Reading the title you might wonder why I would want to risk the possibility of yet another flame war between “Linux” and “GNU/Linux” proponents. The reason for this is that I am not only choosing neither side, but also because your brand name is very important.
When people talk about Ubuntu, they usually have two ways of referring to it. Most frequently people use ‘Ubuntu’, but at some places you’ll find ‘Ubuntu Linux’ very consistently. This may be a relic of the past, after all the Ubuntu 4.10 Warty Warthog release announcement has links to www.ubuntulinux.org rather than www.ubuntu.com. In this blog post I want to argue here to stop calling Ubuntu ‘Ubuntu Linux’. There are several reasons to do so.
The first, and the most important argument considering we’re trying to market a product here, is that using simply ‘Ubuntu’ makes the brand name a lot more attractive and easier on the mind. Because of the Linux in ‘Ubuntu Linux’, people will associate it with the legacy of past Linux distributions, and I think that ‘Ubuntu’ is a more attractive name on its own.
The second argument is about being sensible about attribution. Several people have said that Ubuntu should very purposely be marketed as ‘Ubuntu Linux’ to give credit to the Linux developers. Other people, who feel that GNU contributed a lot of code to the base of most operating systems using the Linux kernel, even say that we should try to promote Ubuntu using the impossible name ‘Ubuntu GNU/Linux’. However, why would we attribute GNU and Linux, but not GNOME, FreeDesktop, Mozilla, The Document Foundation, Novell, Red Hat or any of the other projects and companies that all contribute to what is ultimately integrated into one Ubuntu? Does GNU really deserve more to be in the name than GNOME? Isn’t the browser the most important tool of the desktop nowadays?
Putting either Linux or GNU and Linux in the name is not fair at all. There is no reason why those vital projects should be attributed, whereas other projects that are just as vital are not.
The third argument is practicality. Your headlines will be a lot shorter when writing ‘Ubuntu’ instead of ‘Ubuntu Linux’.
The fourth argument is conformity. If we want to bring a consistent message, we all should follow the same naming scheme. This is very important. When someone is talking about ‘Ubuntu’, and another person is discussing ‘Ubuntu Linux’, then you create confusion. “Is Ubuntu the same as Ubuntu Linux, or is it something different?” a person might wonder. Ubuntu Linux could very well be a derivative of Ubuntu! We should pull our act together and make sure we deliver a consistent message. Canonical and most people are using ‘Ubuntu’, therefore it makes sense to stick to ‘Ubuntu’.
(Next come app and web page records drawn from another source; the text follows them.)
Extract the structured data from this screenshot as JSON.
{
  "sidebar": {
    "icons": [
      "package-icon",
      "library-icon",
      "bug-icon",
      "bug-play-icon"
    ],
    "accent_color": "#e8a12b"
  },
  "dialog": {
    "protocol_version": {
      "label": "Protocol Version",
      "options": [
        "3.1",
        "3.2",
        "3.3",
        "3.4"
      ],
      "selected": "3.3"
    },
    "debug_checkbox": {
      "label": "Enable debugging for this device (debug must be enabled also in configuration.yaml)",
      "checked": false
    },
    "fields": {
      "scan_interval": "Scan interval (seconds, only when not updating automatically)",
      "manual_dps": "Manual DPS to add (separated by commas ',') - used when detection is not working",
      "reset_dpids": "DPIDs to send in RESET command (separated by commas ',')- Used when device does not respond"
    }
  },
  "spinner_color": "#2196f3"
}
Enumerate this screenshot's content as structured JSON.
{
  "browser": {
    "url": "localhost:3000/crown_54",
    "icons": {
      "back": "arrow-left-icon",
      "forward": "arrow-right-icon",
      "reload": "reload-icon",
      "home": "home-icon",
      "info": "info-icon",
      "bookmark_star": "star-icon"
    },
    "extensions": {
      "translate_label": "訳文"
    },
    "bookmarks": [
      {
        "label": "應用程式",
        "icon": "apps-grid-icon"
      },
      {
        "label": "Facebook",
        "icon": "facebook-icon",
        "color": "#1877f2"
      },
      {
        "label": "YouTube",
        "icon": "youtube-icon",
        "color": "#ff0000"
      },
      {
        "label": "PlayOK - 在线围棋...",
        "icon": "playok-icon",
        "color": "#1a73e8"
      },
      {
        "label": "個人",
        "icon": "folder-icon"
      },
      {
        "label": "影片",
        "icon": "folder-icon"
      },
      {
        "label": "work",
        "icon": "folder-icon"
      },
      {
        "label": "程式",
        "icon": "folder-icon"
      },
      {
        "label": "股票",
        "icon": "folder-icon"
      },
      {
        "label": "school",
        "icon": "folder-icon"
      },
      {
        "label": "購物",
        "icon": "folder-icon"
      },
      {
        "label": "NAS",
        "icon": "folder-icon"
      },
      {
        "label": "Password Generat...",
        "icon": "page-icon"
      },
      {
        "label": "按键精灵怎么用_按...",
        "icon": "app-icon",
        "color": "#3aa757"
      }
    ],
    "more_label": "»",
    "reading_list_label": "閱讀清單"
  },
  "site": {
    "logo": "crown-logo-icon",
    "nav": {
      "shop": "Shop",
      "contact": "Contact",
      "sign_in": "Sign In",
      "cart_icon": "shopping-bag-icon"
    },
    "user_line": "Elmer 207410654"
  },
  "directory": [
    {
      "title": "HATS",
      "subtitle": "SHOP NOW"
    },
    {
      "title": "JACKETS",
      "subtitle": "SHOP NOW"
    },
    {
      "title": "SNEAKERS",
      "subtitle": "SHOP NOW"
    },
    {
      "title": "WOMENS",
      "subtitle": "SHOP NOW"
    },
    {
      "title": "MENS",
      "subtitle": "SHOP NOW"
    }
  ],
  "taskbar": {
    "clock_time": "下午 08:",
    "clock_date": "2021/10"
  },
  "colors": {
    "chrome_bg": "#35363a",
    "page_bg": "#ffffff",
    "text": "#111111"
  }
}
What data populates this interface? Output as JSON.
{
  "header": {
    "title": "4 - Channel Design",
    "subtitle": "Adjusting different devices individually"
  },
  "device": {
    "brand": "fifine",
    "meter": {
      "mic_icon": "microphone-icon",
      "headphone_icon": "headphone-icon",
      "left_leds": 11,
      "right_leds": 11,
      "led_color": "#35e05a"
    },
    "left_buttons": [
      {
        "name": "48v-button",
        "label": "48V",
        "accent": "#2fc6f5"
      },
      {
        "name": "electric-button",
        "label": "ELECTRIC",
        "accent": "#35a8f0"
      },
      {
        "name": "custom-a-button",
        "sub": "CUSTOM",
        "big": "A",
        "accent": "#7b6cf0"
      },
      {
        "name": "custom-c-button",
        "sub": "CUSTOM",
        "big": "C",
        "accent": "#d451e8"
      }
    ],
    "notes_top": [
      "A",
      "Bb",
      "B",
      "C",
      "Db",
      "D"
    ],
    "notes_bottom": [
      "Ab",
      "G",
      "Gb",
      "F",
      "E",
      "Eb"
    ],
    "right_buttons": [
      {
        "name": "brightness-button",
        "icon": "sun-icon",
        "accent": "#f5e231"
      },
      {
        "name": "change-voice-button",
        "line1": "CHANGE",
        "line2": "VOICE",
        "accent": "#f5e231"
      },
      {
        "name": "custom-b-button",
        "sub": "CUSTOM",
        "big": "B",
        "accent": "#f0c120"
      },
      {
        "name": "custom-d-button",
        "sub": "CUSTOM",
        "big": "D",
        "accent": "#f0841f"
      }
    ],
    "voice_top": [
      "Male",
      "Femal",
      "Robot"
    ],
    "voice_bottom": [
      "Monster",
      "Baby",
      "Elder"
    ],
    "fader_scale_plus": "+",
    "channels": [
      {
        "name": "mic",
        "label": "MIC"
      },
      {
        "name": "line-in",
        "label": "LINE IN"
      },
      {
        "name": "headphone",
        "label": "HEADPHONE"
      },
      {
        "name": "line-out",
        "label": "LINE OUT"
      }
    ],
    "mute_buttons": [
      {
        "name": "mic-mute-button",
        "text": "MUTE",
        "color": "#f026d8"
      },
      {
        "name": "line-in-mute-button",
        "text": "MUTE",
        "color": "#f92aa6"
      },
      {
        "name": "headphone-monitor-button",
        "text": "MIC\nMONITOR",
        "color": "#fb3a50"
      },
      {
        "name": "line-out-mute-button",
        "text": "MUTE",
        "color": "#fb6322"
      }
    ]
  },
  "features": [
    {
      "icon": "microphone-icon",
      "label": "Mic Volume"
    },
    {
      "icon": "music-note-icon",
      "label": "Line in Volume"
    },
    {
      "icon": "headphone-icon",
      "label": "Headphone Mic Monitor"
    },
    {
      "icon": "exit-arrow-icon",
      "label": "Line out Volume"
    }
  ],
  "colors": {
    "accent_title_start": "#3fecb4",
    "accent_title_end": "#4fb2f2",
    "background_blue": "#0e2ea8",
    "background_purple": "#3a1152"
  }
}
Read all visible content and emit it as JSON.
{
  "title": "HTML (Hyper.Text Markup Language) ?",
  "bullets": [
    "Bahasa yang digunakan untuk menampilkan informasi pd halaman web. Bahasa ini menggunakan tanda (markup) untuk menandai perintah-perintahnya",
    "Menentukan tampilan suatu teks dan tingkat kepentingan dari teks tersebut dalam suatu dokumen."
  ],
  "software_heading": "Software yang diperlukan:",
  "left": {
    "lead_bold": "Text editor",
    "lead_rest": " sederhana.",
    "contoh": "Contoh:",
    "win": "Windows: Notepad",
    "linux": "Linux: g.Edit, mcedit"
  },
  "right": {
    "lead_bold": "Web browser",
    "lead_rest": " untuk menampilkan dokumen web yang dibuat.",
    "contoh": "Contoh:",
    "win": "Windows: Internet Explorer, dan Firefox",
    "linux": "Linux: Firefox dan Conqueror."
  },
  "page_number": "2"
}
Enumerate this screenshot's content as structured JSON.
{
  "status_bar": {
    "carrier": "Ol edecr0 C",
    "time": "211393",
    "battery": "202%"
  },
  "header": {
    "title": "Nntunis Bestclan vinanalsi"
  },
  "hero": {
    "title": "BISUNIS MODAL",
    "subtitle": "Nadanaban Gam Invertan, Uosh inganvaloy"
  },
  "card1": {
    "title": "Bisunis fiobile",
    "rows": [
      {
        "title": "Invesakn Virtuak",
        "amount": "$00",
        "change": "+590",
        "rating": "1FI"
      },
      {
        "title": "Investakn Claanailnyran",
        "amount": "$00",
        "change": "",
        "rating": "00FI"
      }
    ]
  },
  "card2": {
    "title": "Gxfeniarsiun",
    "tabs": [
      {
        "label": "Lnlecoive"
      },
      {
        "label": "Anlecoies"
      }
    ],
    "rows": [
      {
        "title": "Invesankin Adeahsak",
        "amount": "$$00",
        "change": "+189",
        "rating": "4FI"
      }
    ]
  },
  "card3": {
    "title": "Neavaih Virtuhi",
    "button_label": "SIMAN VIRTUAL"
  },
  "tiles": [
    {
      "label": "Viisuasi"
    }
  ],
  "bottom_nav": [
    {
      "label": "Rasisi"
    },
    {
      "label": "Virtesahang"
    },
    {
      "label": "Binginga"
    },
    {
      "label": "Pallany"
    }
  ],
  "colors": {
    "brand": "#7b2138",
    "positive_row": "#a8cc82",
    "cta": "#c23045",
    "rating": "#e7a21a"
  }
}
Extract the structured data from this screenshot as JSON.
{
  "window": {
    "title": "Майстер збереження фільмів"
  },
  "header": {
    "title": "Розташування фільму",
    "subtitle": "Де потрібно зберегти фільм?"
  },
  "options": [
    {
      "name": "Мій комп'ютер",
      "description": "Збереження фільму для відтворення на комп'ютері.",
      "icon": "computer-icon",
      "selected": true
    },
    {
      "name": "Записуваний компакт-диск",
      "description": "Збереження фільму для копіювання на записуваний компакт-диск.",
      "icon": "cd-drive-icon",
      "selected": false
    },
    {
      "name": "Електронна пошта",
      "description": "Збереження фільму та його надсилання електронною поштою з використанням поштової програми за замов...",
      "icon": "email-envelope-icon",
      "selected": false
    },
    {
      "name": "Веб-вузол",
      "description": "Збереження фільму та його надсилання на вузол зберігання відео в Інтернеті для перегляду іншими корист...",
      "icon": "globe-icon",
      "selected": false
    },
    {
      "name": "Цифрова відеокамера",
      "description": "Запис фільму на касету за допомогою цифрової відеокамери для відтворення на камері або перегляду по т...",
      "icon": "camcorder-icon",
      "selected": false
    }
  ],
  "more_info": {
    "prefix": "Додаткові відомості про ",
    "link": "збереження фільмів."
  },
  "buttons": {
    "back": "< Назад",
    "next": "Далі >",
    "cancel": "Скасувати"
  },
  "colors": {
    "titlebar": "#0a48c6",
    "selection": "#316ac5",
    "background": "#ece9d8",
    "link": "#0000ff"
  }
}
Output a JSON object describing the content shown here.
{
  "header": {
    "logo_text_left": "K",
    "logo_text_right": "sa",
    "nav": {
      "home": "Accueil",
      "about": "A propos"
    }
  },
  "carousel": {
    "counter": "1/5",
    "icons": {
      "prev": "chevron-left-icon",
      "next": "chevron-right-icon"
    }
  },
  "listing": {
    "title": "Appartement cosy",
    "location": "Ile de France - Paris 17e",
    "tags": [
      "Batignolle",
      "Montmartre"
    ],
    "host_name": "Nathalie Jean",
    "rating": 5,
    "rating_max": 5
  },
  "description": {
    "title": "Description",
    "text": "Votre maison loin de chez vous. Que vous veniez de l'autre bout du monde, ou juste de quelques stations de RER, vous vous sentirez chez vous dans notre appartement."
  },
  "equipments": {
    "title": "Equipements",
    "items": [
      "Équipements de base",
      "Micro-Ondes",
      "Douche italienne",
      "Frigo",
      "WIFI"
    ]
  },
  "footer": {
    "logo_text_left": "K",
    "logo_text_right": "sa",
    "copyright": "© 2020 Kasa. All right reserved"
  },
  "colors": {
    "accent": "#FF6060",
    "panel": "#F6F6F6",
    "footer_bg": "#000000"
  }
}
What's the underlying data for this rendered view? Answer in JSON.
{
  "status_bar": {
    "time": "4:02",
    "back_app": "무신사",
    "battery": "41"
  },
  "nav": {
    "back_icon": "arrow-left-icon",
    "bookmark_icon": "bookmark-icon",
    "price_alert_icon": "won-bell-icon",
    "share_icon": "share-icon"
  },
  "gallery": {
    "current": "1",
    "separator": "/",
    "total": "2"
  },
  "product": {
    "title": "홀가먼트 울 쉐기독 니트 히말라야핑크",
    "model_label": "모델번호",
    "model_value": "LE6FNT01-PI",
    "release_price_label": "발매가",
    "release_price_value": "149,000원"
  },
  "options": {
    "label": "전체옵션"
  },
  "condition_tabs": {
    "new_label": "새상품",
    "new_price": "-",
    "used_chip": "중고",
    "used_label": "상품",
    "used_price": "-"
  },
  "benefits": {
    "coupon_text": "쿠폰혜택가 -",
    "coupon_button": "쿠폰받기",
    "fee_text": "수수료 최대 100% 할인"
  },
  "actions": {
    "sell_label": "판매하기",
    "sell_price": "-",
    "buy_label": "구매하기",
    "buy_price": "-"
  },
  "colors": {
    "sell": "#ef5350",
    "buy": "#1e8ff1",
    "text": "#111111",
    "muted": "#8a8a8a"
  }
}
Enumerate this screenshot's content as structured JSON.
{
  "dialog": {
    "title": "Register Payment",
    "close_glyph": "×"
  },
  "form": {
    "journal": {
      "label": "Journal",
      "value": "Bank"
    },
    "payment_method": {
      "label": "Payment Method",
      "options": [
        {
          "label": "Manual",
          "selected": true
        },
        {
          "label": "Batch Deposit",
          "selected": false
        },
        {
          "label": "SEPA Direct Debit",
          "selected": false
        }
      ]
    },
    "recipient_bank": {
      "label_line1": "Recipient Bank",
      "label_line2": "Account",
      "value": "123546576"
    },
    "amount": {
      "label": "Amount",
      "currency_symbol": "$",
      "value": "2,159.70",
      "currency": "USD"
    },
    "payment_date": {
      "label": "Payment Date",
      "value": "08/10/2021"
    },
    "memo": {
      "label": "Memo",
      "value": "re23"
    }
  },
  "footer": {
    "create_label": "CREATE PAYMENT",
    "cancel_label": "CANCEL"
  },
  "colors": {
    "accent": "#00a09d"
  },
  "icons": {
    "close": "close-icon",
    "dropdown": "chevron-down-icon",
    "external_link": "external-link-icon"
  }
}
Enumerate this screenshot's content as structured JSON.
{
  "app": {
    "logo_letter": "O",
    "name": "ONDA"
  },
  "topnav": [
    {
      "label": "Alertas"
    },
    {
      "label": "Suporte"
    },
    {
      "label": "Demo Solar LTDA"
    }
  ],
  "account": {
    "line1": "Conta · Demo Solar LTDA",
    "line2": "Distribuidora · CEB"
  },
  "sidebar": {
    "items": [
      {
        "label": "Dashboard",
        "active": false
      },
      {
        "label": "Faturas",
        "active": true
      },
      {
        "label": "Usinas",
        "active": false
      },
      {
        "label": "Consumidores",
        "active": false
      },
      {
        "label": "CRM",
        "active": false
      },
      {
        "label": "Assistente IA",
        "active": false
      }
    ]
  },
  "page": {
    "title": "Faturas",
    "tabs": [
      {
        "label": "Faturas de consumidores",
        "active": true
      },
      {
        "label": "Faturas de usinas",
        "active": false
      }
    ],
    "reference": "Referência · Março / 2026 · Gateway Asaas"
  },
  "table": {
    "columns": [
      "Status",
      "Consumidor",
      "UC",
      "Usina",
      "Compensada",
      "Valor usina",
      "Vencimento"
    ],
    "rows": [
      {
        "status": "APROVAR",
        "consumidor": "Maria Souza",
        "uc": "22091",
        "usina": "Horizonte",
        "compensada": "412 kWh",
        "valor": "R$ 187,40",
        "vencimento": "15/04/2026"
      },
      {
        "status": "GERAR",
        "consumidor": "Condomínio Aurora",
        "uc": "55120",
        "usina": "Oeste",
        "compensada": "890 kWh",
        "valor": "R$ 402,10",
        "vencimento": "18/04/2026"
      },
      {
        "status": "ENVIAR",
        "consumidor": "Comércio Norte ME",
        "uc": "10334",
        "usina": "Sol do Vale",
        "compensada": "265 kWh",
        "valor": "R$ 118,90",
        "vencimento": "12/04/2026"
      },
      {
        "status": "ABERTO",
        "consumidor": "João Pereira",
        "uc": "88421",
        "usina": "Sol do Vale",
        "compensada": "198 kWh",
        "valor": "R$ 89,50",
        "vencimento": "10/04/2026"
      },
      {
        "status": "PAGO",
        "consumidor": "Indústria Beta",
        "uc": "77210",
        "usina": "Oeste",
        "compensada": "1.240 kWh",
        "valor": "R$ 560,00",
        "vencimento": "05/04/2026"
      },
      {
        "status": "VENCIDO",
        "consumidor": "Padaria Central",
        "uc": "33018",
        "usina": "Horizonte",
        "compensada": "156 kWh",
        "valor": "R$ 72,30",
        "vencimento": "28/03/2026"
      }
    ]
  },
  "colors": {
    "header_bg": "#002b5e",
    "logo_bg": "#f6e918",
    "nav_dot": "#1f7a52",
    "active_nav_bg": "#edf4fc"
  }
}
Why write this blog post about to propagate a convention that is already dominant? The reason for this can be found in the fourth argument: ensuring consistency. Use ‘Ubuntu’, not ‘Ubuntu Linux’! When you see ‘Ubuntu Linux’ being used somewhere in a description, on a wiki page or elsewhere, fix it! Make sure the public knows we’re all talking about the same product!